PxPixel
Delayed by shutdown; waiting continues on environmental review for PolyMet - Bring Me The News

Delayed by shutdown; waiting continues on environmental review for PolyMet

Author:
Publish date:

There's another hold up during the environmental review process of a proposed northern Minnesota copper mine near Hoyt Lakes.

The Duluth News Tribune reports that last month's federal government shutdown caused a two-week delay in the release of a revised environmental-impact statement for the proposed PolyMet copper mine near Hoyt Lakes.

The Minnesota Department of Natural Resources and the U.S. Army Corps of Engineers had planned to release the document to the public on Nov. 22, but now that date has been pushed to Dec. 6.

DNR officials said that the federal shutdown "occurred during the critical final review steps" for the PolyMet Supplemental Draft Environmental Impact Statement.

The Associated Press reports that three agencies the DNR, the Corps and the U.S. Forest Service, have been working on the 1,800 page document for more than three years after the original impact statement was considered to be inadequate by federal regulators.

“We’re taking this short delay in stride,” said PolyMet president and CEO Jon Cherry. “We look forward to this long-awaited comprehensive environmental review being published and made available for public review and comment.”

He added that the publication of the document is the culmination of nearly four years of work by scientists and engineers to improve the design and complete the analysis and technical studies for the proposed mine. Cherry said it marks a major milestone in the project's development.

As part of the project, PolyMet plans to refurbish and re-commission the idled Erie mill and other facilities at the site to process ore from the new open-pit mine six miles east of the plant.

PolyMet says the mine will produce substantial quantities of copper and nickel as well as platinum group medals. It is expected to create nearly 1,000 direct and indirect jobs and generate more than $500 million in economic benefit annually.

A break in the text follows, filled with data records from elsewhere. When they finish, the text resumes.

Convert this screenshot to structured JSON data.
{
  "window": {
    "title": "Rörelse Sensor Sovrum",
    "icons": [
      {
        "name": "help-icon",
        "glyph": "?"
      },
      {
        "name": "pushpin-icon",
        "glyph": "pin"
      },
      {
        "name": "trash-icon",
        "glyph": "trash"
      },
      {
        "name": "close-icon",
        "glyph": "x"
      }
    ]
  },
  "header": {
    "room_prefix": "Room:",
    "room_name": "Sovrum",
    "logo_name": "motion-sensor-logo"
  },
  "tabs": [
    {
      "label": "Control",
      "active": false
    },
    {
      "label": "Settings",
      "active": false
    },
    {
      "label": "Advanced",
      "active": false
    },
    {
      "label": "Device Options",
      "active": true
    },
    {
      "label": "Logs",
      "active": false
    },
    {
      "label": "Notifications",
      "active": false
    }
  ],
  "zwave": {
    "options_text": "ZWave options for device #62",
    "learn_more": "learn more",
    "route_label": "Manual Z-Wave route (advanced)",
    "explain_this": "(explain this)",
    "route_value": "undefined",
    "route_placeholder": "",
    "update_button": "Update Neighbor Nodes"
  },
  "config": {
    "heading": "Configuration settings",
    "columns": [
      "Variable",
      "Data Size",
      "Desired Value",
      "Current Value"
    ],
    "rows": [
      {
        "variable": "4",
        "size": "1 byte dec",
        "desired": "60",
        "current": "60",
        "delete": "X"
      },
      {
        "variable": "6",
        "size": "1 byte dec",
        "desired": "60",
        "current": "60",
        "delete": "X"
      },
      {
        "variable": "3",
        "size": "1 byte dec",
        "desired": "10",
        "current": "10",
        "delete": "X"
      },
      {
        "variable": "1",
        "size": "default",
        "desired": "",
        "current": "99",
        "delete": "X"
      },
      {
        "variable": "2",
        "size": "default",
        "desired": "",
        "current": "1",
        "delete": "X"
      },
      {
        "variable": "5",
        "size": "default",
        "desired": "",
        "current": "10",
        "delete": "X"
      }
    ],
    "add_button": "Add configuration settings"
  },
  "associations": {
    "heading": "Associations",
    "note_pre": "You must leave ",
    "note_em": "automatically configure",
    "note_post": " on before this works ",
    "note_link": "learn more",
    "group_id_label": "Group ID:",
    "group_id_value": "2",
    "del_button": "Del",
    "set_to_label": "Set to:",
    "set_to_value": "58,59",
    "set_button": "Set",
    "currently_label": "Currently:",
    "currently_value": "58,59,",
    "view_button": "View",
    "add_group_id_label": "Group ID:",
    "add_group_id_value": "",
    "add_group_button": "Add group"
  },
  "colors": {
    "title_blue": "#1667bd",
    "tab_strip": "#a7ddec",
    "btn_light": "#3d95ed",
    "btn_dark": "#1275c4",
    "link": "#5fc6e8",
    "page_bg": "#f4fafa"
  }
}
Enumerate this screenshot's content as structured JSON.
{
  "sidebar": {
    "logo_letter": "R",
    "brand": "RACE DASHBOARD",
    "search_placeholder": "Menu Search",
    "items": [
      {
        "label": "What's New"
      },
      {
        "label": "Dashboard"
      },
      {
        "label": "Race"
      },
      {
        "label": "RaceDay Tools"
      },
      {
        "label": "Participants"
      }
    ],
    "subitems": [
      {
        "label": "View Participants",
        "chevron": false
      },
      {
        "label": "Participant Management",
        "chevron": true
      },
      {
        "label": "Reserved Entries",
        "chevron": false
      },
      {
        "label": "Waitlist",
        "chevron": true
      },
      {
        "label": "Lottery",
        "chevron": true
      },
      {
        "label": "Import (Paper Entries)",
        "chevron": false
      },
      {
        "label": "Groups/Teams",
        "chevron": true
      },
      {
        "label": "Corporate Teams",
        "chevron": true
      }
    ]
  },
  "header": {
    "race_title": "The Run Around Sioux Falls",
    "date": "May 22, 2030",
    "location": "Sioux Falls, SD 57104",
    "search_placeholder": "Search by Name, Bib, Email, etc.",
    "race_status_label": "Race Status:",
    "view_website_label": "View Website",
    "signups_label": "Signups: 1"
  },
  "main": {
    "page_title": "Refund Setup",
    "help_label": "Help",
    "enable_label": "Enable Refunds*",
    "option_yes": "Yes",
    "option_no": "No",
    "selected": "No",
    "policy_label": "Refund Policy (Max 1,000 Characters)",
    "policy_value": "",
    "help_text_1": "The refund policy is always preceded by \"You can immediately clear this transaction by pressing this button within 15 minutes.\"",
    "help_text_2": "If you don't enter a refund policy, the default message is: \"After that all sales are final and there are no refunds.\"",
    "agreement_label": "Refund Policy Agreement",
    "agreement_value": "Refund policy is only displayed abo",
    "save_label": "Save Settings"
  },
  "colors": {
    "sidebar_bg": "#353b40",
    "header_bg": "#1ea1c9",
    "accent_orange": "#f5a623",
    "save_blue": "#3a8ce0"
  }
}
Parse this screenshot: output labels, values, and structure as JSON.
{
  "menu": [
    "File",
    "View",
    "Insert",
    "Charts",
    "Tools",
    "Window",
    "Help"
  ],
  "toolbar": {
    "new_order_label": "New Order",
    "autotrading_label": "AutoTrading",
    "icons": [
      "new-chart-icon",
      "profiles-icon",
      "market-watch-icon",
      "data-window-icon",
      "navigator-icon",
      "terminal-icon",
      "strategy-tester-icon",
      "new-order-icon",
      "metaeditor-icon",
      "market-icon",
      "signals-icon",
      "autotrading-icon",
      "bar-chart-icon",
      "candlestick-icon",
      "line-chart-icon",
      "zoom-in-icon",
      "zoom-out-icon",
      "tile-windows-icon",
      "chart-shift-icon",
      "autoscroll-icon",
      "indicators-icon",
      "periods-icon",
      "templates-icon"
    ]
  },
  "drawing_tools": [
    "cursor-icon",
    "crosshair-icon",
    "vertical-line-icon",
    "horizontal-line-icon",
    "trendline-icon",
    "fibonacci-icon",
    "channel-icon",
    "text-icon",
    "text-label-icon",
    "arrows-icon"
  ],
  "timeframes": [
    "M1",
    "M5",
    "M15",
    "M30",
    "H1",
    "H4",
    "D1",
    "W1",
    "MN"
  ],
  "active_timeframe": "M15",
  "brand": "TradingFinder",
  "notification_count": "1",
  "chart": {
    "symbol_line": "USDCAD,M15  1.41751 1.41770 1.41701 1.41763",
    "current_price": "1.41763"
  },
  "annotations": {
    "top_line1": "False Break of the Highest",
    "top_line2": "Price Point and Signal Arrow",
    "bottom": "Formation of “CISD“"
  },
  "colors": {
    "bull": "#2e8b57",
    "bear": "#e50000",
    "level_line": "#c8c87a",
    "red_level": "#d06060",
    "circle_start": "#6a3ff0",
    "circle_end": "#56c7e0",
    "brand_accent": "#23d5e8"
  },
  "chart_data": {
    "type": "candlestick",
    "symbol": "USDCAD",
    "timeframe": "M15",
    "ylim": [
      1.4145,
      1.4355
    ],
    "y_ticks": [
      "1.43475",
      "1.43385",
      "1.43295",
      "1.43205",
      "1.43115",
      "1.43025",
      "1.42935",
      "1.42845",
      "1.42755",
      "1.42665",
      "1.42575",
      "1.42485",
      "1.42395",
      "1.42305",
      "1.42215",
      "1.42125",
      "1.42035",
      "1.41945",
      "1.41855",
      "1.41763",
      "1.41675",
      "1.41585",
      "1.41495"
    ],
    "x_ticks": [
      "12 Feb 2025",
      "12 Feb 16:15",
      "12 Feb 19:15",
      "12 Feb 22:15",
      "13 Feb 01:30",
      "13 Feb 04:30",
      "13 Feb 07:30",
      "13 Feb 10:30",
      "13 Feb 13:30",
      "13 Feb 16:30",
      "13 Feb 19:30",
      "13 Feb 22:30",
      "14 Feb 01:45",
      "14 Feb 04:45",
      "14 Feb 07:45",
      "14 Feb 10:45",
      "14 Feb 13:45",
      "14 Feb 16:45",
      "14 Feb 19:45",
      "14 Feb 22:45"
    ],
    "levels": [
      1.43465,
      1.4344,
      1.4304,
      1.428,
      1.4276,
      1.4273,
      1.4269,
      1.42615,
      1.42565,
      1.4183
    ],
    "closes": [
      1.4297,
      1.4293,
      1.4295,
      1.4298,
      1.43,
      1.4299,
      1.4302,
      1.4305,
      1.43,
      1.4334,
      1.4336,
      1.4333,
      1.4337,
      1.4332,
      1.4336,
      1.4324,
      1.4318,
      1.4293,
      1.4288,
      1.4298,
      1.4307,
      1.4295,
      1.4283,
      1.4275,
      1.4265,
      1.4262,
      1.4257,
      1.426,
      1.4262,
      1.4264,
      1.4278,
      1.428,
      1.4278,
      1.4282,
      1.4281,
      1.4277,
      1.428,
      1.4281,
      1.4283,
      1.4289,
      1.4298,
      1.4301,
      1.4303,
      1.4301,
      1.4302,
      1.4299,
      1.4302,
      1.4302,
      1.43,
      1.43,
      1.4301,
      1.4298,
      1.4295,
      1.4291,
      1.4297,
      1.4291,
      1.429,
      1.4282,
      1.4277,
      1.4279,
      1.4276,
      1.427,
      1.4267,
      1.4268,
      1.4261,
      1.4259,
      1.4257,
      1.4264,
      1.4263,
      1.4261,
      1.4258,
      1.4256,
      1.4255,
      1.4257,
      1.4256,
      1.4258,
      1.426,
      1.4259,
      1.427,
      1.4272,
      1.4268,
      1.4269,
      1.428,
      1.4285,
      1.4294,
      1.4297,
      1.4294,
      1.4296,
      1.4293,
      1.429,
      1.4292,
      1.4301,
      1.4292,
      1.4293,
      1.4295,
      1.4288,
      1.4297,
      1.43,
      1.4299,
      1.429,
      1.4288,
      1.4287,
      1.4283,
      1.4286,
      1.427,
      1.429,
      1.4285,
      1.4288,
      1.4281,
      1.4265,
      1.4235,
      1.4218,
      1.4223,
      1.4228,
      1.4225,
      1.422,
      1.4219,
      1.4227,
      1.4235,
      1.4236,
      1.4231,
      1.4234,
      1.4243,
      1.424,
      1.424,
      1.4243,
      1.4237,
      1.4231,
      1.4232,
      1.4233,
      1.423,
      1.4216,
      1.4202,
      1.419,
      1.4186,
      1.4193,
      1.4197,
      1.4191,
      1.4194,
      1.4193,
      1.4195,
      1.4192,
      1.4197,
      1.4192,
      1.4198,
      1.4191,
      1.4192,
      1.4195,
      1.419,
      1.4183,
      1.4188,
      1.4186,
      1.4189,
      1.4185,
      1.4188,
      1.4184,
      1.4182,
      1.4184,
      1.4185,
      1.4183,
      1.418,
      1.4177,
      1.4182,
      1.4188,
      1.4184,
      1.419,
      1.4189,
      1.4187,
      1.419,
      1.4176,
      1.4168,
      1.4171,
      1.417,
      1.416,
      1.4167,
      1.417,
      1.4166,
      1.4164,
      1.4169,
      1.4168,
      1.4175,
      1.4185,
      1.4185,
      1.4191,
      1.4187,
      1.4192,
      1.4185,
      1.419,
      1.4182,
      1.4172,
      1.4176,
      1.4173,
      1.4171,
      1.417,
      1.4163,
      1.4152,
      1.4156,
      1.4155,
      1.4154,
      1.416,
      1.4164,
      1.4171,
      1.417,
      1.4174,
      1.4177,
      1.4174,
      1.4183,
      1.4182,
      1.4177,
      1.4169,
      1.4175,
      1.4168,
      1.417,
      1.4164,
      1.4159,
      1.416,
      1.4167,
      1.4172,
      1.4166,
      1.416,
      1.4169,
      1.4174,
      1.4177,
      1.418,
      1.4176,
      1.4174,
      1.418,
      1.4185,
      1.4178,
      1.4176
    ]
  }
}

Critics argue the chances of long-term environmental damage from the mine is not worth the relatively short-term economic benefit.

Next Up

Related